## Interface dataset entries
---

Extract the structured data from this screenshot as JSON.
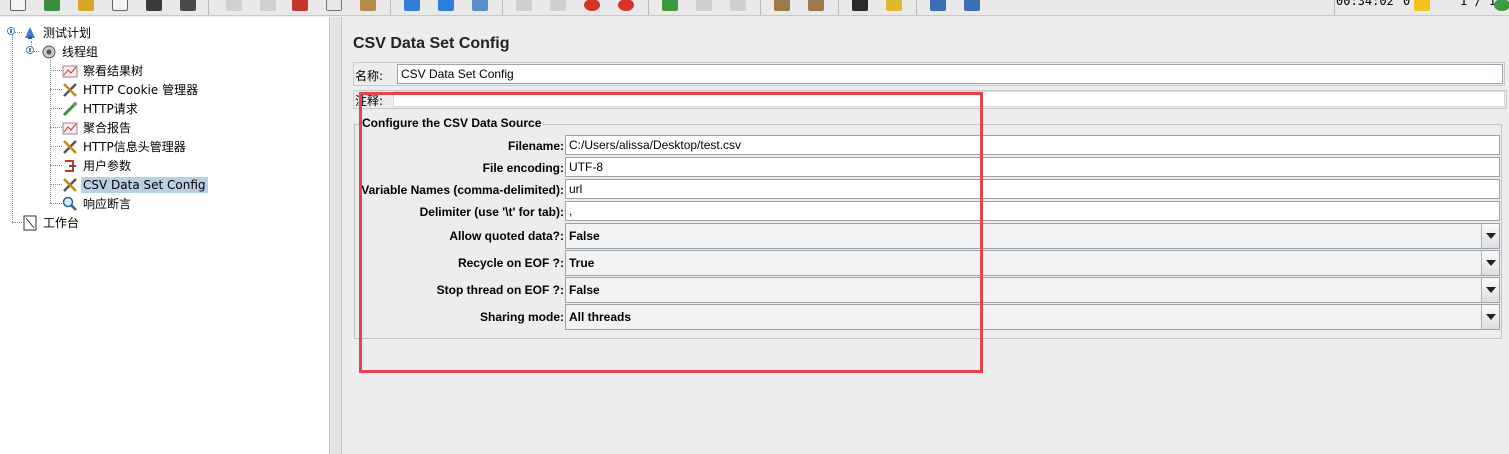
{
  "toolbar": {
    "timer": "00:34:02",
    "warning_count": "0",
    "thread_ratio": "1 / 1",
    "icons": [
      "new-icon",
      "templates-icon",
      "open-icon",
      "close-icon",
      "save-icon",
      "save-as-icon",
      "cut-icon",
      "copy-icon",
      "paste-icon",
      "expand-icon",
      "collapse-icon",
      "toggle-icon",
      "start-icon",
      "start-no-pause-icon",
      "stop-icon",
      "shutdown-icon",
      "remote-start-icon",
      "remote-stop-icon",
      "remote-shutdown-icon",
      "clear-icon",
      "clear-all-icon",
      "search-icon",
      "reset-search-icon",
      "function-helper-icon",
      "help-icon"
    ]
  },
  "tree": {
    "items": [
      {
        "label": "测试计划",
        "icon": "test-plan-icon"
      },
      {
        "label": "线程组",
        "icon": "thread-group-icon"
      },
      {
        "label": "察看结果树",
        "icon": "listener-icon"
      },
      {
        "label": "HTTP Cookie 管理器",
        "icon": "config-icon"
      },
      {
        "label": "HTTP请求",
        "icon": "sampler-icon"
      },
      {
        "label": "聚合报告",
        "icon": "listener-icon"
      },
      {
        "label": "HTTP信息头管理器",
        "icon": "config-icon"
      },
      {
        "label": "用户参数",
        "icon": "preprocessor-icon"
      },
      {
        "label": "CSV Data Set Config",
        "icon": "config-icon"
      },
      {
        "label": "响应断言",
        "icon": "assertion-icon"
      },
      {
        "label": "工作台",
        "icon": "workbench-icon"
      }
    ]
  },
  "panel": {
    "title": "CSV Data Set Config",
    "name_label": "名称:",
    "name_value": "CSV Data Set Config",
    "comment_label": "注释:",
    "comment_value": "",
    "group_title": "Configure the CSV Data Source",
    "fields": [
      {
        "label": "Filename:",
        "value": "C:/Users/alissa/Desktop/test.csv"
      },
      {
        "label": "File encoding:",
        "value": "UTF-8"
      },
      {
        "label": "Variable Names (comma-delimited):",
        "value": "url"
      },
      {
        "label": "Delimiter (use '\\t' for tab):",
        "value": ","
      }
    ],
    "selects": [
      {
        "label": "Allow quoted data?:",
        "value": "False"
      },
      {
        "label": "Recycle on EOF ?:",
        "value": "True"
      },
      {
        "label": "Stop thread on EOF ?:",
        "value": "False"
      },
      {
        "label": "Sharing mode:",
        "value": "All threads"
      }
    ]
  },
  "colors": {
    "highlight": "#e8424b",
    "selection": "#b8cfe5"
  }
}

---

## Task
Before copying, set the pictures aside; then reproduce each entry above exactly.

## Answer for this exercise
Extract the structured data from this screenshot as JSON.
{
  "toolbar": {
    "timer": "00:34:02",
    "warning_count": "0",
    "thread_ratio": "1 / 1",
    "icons": [
      "new-icon",
      "templates-icon",
      "open-icon",
      "close-icon",
      "save-icon",
      "save-as-icon",
      "cut-icon",
      "copy-icon",
      "paste-icon",
      "expand-icon",
      "collapse-icon",
      "toggle-icon",
      "start-icon",
      "start-no-pause-icon",
      "stop-icon",
      "shutdown-icon",
      "remote-start-icon",
      "remote-stop-icon",
      "remote-shutdown-icon",
      "clear-icon",
      "clear-all-icon",
      "search-icon",
      "reset-search-icon",
      "function-helper-icon",
      "help-icon"
    ]
  },
  "tree": {
    "items": [
      {
        "label": "测试计划",
        "icon": "test-plan-icon"
      },
      {
        "label": "线程组",
        "icon": "thread-group-icon"
      },
      {
        "label": "察看结果树",
        "icon": "listener-icon"
      },
      {
        "label": "HTTP Cookie 管理器",
        "icon": "config-icon"
      },
      {
        "label": "HTTP请求",
        "icon": "sampler-icon"
      },
      {
        "label": "聚合报告",
        "icon": "listener-icon"
      },
      {
        "label": "HTTP信息头管理器",
        "icon": "config-icon"
      },
      {
        "label": "用户参数",
        "icon": "preprocessor-icon"
      },
      {
        "label": "CSV Data Set Config",
        "icon": "config-icon"
      },
      {
        "label": "响应断言",
        "icon": "assertion-icon"
      },
      {
        "label": "工作台",
        "icon": "workbench-icon"
      }
    ]
  },
  "panel": {
    "title": "CSV Data Set Config",
    "name_label": "名称:",
    "name_value": "CSV Data Set Config",
    "comment_label": "注释:",
    "comment_value": "",
    "group_title": "Configure the CSV Data Source",
    "fields": [
      {
        "label": "Filename:",
        "value": "C:/Users/alissa/Desktop/test.csv"
      },
      {
        "label": "File encoding:",
        "value": "UTF-8"
      },
      {
        "label": "Variable Names (comma-delimited):",
        "value": "url"
      },
      {
        "label": "Delimiter (use '\\t' for tab):",
        "value": ","
      }
    ],
    "selects": [
      {
        "label": "Allow quoted data?:",
        "value": "False"
      },
      {
        "label": "Recycle on EOF ?:",
        "value": "True"
      },
      {
        "label": "Stop thread on EOF ?:",
        "value": "False"
      },
      {
        "label": "Sharing mode:",
        "value": "All threads"
      }
    ]
  },
  "colors": {
    "highlight": "#e8424b",
    "selection": "#b8cfe5"
  }
}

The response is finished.